Go through the listing and copy each line that has the string "Microsoft" in it.

* * *

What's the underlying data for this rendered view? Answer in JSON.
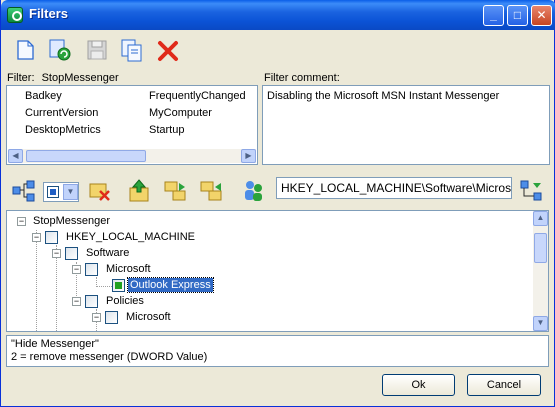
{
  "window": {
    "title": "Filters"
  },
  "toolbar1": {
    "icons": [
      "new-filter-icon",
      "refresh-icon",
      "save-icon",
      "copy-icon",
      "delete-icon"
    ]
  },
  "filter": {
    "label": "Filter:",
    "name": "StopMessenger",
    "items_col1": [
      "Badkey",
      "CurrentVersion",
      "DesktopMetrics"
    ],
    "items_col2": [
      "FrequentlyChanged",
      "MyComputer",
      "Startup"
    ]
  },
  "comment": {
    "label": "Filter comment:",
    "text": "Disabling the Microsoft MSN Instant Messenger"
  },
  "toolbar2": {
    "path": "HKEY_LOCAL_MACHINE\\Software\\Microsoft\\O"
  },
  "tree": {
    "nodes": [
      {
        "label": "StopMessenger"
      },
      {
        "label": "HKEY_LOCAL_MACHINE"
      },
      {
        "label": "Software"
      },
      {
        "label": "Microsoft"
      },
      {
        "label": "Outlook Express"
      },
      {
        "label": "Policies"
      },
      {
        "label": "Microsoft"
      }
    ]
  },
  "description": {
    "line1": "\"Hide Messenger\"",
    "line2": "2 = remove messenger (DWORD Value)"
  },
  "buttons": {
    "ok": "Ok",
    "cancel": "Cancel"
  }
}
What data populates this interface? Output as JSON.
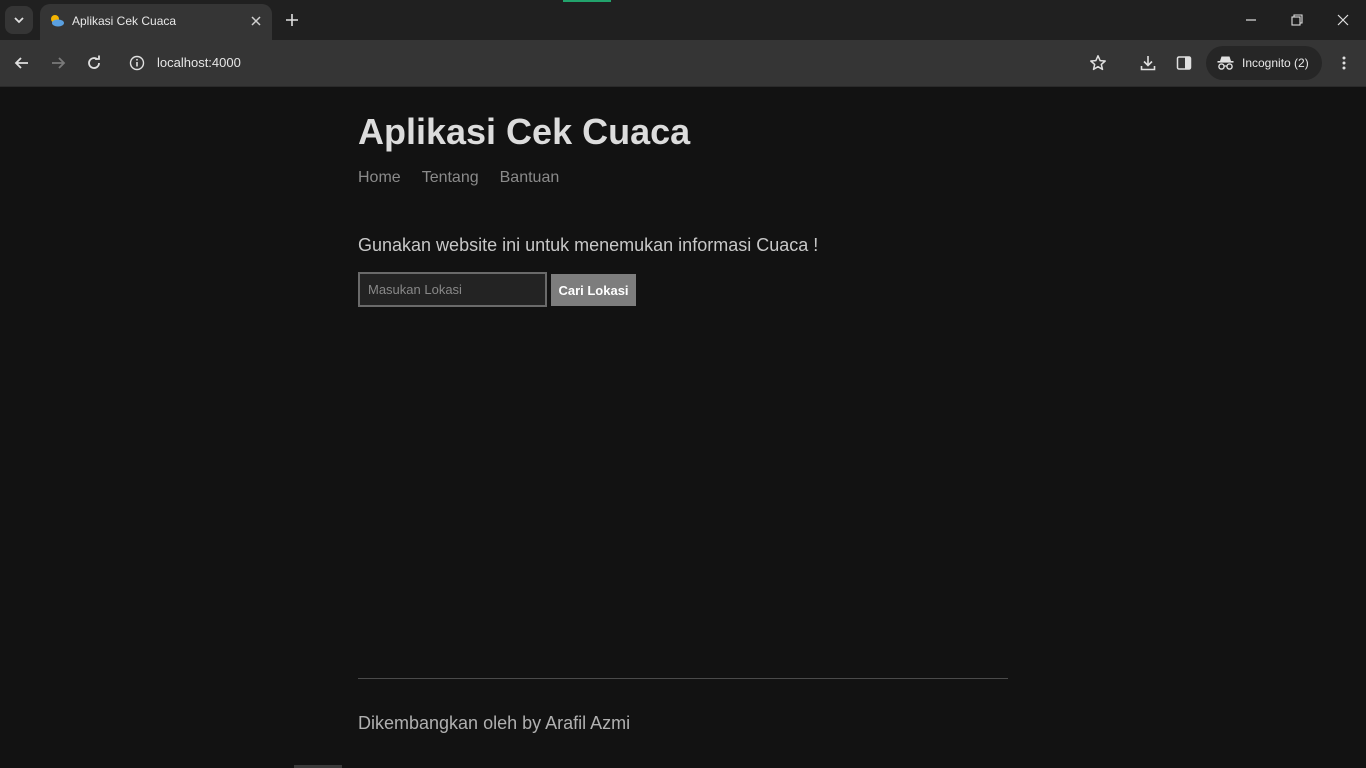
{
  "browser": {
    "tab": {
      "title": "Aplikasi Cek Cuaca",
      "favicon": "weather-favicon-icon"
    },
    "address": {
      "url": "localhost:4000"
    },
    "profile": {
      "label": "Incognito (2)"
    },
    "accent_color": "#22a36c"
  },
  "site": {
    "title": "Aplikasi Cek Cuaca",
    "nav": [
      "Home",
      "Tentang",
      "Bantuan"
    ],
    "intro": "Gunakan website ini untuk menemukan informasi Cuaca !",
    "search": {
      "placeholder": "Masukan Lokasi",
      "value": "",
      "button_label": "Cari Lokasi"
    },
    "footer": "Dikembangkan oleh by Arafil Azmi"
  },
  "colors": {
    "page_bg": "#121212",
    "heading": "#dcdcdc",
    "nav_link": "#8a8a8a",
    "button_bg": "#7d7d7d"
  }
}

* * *

**The completed task**
    "text": "Disabling the Microsoft MSN Instant Messenger"
    "path": "HKEY_LOCAL_MACHINE\\Software\\Microsoft\\O"
        "label": "Microsoft"
        "label": "Microsoft"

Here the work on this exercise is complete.